**Problem statement:**
In the records that follow, find each line with the word "value" and copy it.

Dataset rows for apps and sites

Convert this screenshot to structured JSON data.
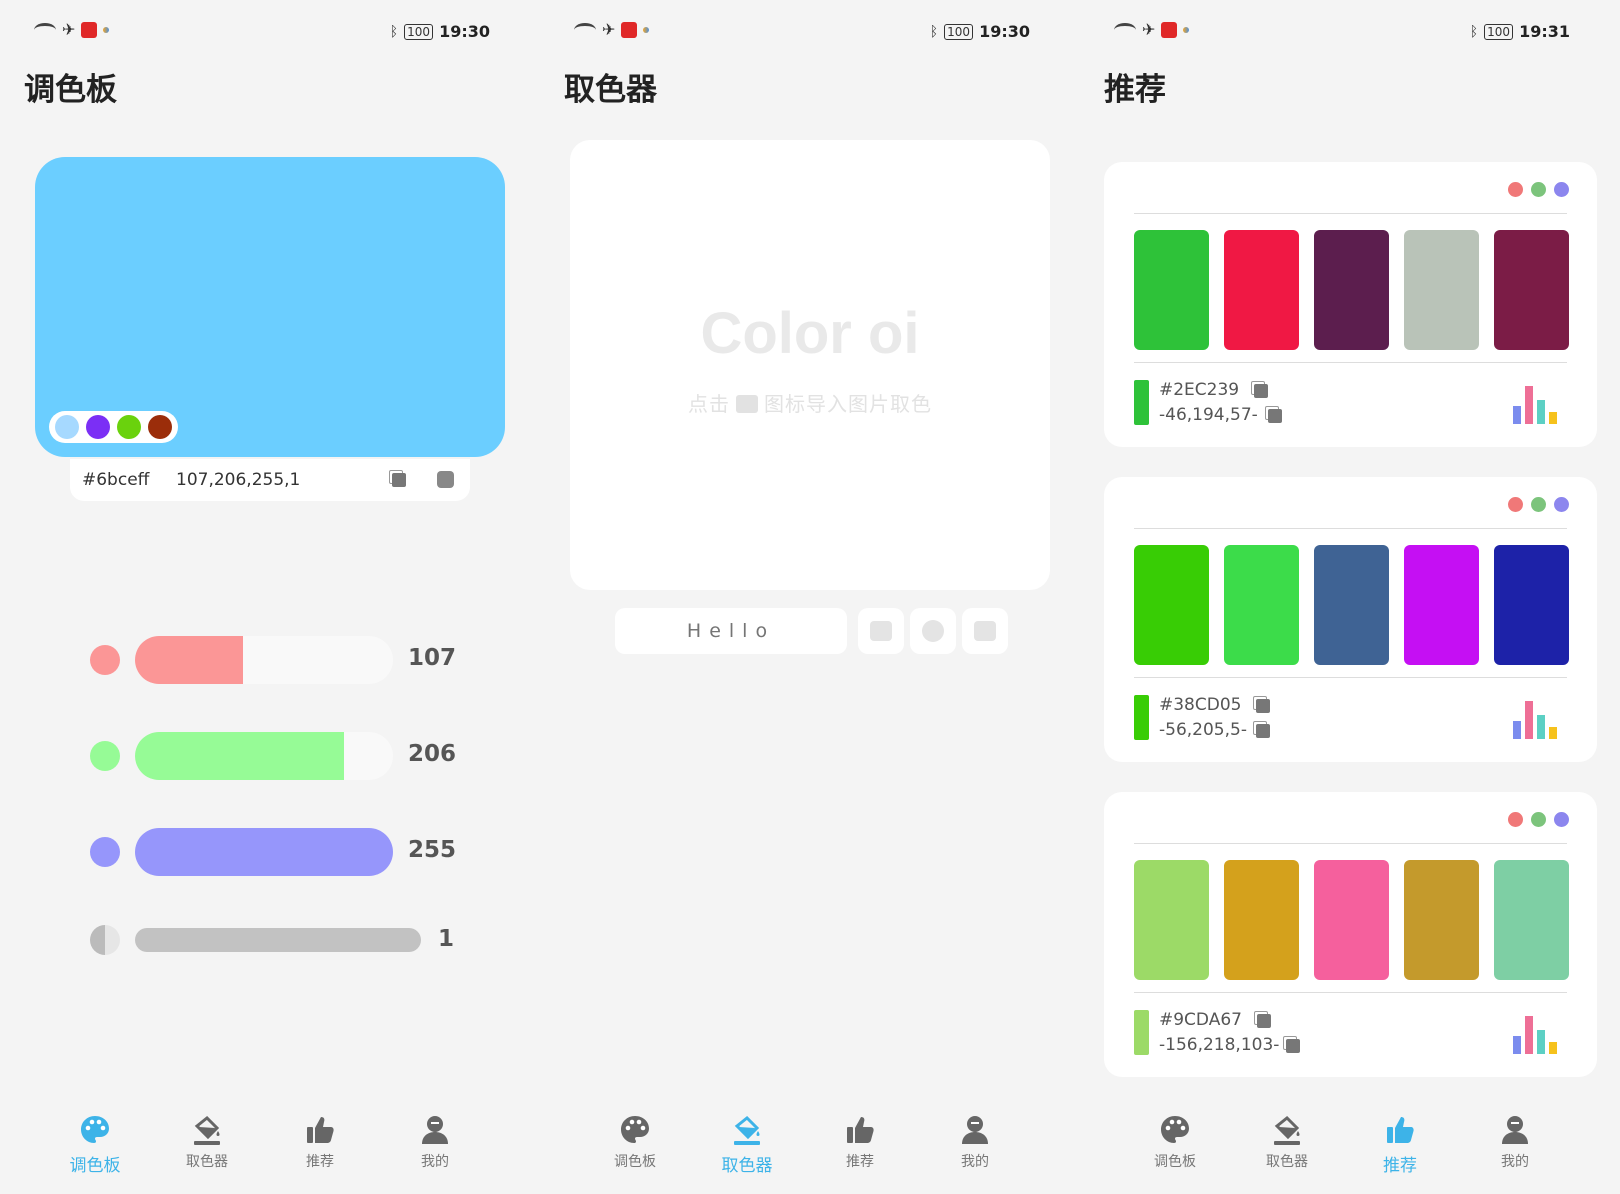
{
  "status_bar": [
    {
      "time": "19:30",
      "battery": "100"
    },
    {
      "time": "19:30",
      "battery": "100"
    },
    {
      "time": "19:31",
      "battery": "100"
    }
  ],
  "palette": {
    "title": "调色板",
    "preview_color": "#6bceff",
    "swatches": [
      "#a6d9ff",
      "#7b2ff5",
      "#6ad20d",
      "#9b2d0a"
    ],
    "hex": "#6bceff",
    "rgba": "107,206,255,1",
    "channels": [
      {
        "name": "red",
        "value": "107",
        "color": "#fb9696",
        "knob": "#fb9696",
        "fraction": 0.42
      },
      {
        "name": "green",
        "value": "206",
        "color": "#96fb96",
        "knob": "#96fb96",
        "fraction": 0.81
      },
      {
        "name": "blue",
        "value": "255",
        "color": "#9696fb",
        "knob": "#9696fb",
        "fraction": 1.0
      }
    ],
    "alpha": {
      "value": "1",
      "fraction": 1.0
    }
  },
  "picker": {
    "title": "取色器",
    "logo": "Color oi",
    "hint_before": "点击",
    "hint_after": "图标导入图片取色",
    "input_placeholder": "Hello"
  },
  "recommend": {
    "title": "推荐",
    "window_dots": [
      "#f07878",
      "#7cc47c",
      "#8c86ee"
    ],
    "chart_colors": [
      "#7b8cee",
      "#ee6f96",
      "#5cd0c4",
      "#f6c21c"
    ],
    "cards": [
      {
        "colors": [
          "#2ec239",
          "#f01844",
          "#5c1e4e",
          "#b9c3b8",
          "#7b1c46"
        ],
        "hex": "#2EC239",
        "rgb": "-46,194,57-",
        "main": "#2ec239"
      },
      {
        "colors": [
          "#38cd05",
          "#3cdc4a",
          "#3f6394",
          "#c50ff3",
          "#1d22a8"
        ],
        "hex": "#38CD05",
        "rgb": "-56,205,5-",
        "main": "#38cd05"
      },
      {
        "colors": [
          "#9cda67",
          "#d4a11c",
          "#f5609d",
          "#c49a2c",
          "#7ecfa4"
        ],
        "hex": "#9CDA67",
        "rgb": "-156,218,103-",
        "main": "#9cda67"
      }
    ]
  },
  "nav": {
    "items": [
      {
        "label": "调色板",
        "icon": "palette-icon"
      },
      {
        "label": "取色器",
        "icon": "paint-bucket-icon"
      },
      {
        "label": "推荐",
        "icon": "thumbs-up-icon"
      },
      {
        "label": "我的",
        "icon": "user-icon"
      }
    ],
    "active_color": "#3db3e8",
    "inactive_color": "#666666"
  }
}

**Written response:**
        "value": "107",
        "value": "206",
        "value": "255",
      "value": "1",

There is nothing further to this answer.